Goaltenders get injured all the time, but in-game injuries that occur are not always their fault.
More likely, it is due to a player crashing into them when they're not expecting it.
Take the Craig Anderson injury, for example.
If there had been a "stop line" of sorts—say, another crease that offensive players had to stop at on odd-man rushes or else they'd get a penalty for "attempting to injure" if they make contact with a goalie—there would likely be a reduction in goalie injuries.
Recently, goaltender interference was addressed by the NHL's Department of Player Safety.
Unfortunately, all of the references used by the Department of Player Safety showed plays where the interference was as a result of a player driving to the net while in possession on the puck.
The plays that could result in the most injury to a goaltender are those where the goaltender does not see a collision coming.
They are plays like the Kreider-on-Anderson collision, where the attacking player does not have the puck and the puck is not coming his direction.
These are the kinds of plays to which the "stop line" is meant to apply.

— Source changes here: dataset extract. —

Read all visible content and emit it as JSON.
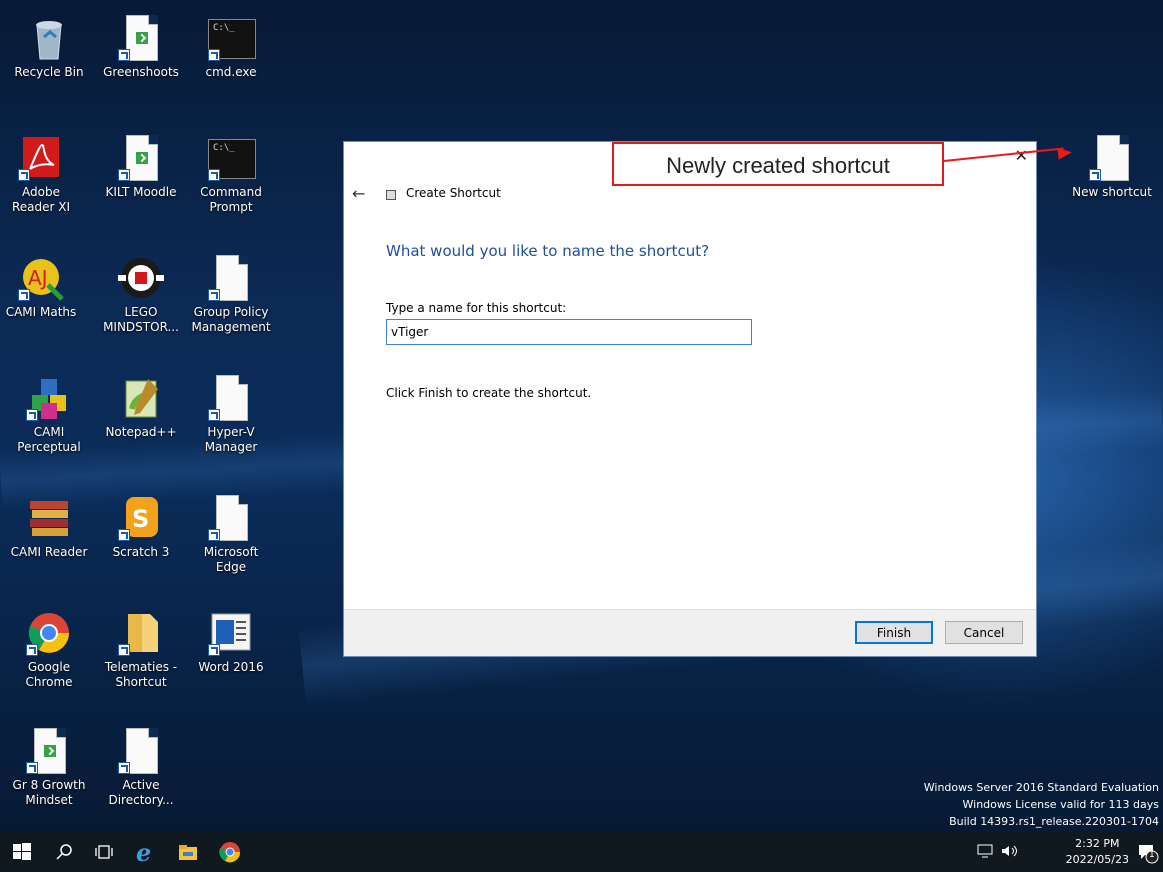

The fundamental problem is the fact that players are allowed to drive the net for the sake of getting a stick on the puck. This results in a higher number of collisions that wouldn't otherwise be happening if a player had to attempt to stop before reaching a goaltender.